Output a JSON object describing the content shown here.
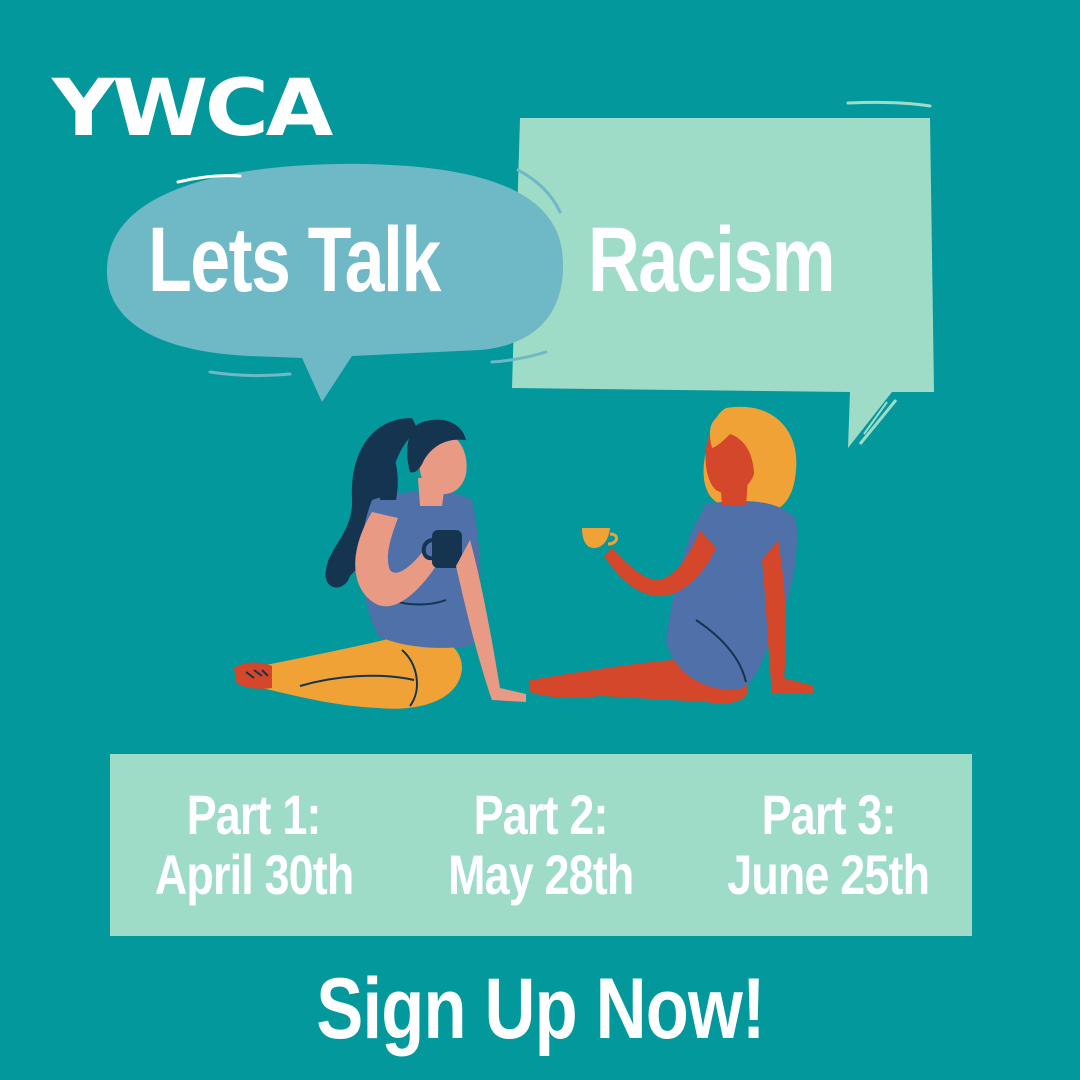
{
  "brand": {
    "logo": "YWCA"
  },
  "headline": {
    "left": "Lets Talk",
    "right": "Racism"
  },
  "schedule": [
    {
      "part": "Part 1:",
      "date": "April 30th"
    },
    {
      "part": "Part 2:",
      "date": "May 28th"
    },
    {
      "part": "Part 3:",
      "date": "June 25th"
    }
  ],
  "cta": "Sign Up Now!",
  "colors": {
    "background": "#03989c",
    "bubble_left": "#6fb8c6",
    "bubble_right": "#9edcc8",
    "panel": "#9edcc8",
    "text": "#ffffff"
  }
}
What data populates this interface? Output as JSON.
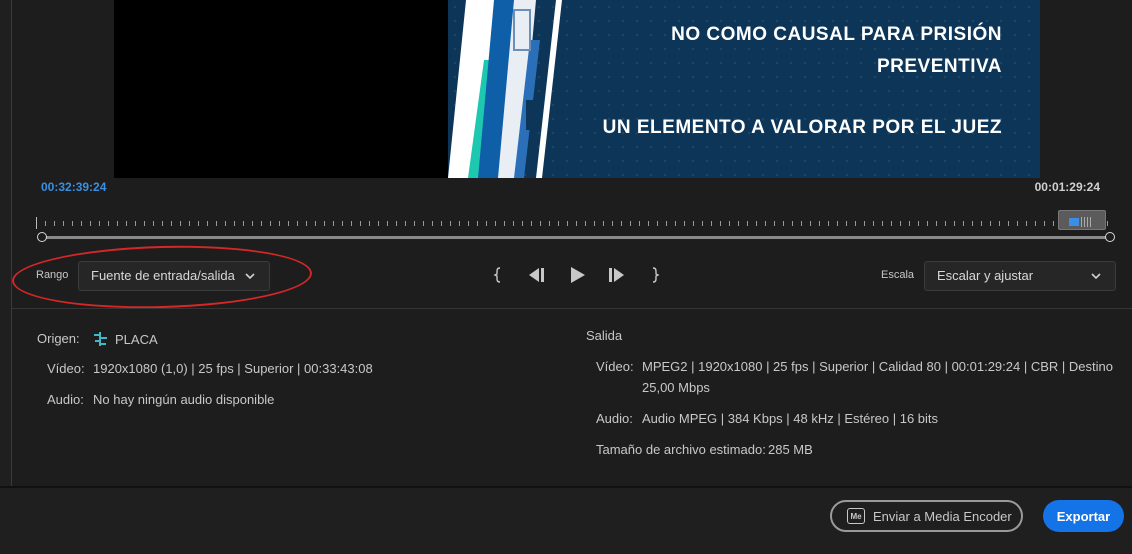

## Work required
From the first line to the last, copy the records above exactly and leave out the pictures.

## Response for this exercise
Output a JSON object describing the content shown here.
{
  "brand": {
    "logo": "YWCA"
  },
  "headline": {
    "left": "Lets Talk",
    "right": "Racism"
  },
  "schedule": [
    {
      "part": "Part 1:",
      "date": "April 30th"
    },
    {
      "part": "Part 2:",
      "date": "May 28th"
    },
    {
      "part": "Part 3:",
      "date": "June 25th"
    }
  ],
  "cta": "Sign Up Now!",
  "colors": {
    "background": "#03989c",
    "bubble_left": "#6fb8c6",
    "bubble_right": "#9edcc8",
    "panel": "#9edcc8",
    "text": "#ffffff"
  }
}
What data populates this interface? Output as JSON.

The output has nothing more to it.